[EXERCISE GOAL]:
Locate each line in the records containing "icon". Copy it.

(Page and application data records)
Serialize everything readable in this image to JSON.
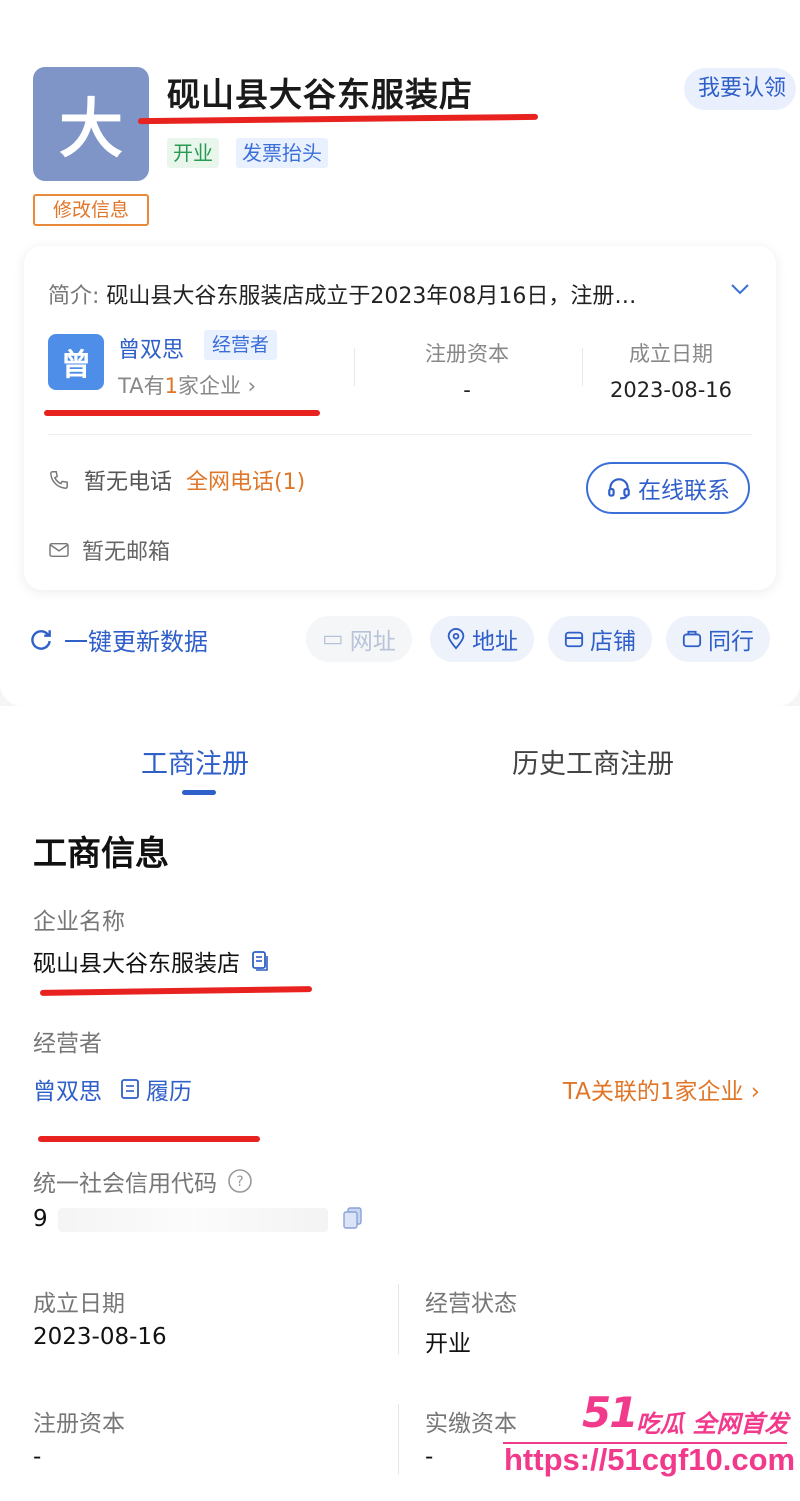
{
  "header": {
    "avatar_char": "大",
    "company_name": "砚山县大谷东服装店",
    "tags": [
      "开业",
      "发票抬头"
    ],
    "claim_label": "我要认领",
    "edit_label": "修改信息"
  },
  "summary": {
    "intro_label": "简介:",
    "intro_text": "砚山县大谷东服装店成立于2023年08月16日，注册…",
    "person_char": "曾",
    "person_name": "曾双思",
    "person_role": "经营者",
    "person_sub_prefix": "TA有",
    "person_sub_num": "1",
    "person_sub_suffix": "家企业",
    "capital_label": "注册资本",
    "capital_value": "-",
    "founded_label": "成立日期",
    "founded_value": "2023-08-16",
    "phone_text": "暂无电话",
    "phone_link": "全网电话(1)",
    "online_label": "在线联系",
    "mail_text": "暂无邮箱"
  },
  "actions": {
    "update_label": "一键更新数据",
    "pills": [
      {
        "label": "网址",
        "icon": "web-icon"
      },
      {
        "label": "地址",
        "icon": "location-icon"
      },
      {
        "label": "店铺",
        "icon": "store-icon"
      },
      {
        "label": "同行",
        "icon": "peer-icon"
      }
    ]
  },
  "tabs": [
    "工商注册",
    "历史工商注册"
  ],
  "details": {
    "section_title": "工商信息",
    "name_label": "企业名称",
    "name_value": "砚山县大谷东服装店",
    "operator_label": "经营者",
    "operator_value": "曾双思",
    "resume_label": "履历",
    "related_label": "TA关联的1家企业",
    "credit_label": "统一社会信用代码",
    "credit_value": "9",
    "founded_label": "成立日期",
    "founded_value": "2023-08-16",
    "status_label": "经营状态",
    "status_value": "开业",
    "reg_capital_label": "注册资本",
    "reg_capital_value": "-",
    "paid_capital_label": "实缴资本",
    "paid_capital_value": "-"
  },
  "watermark": {
    "num": "51",
    "text": "吃瓜 全网首发",
    "url": "https://51cgf10.com"
  },
  "colors": {
    "brand_blue": "#2f5fc9",
    "accent_orange": "#e07628",
    "annotation_red": "#e8231f",
    "watermark_pink": "#f23a8c"
  }
}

[EXERCISE ANSWER]:
        "icon": "web-icon"
        "icon": "location-icon"
        "icon": "store-icon"
        "icon": "peer-icon"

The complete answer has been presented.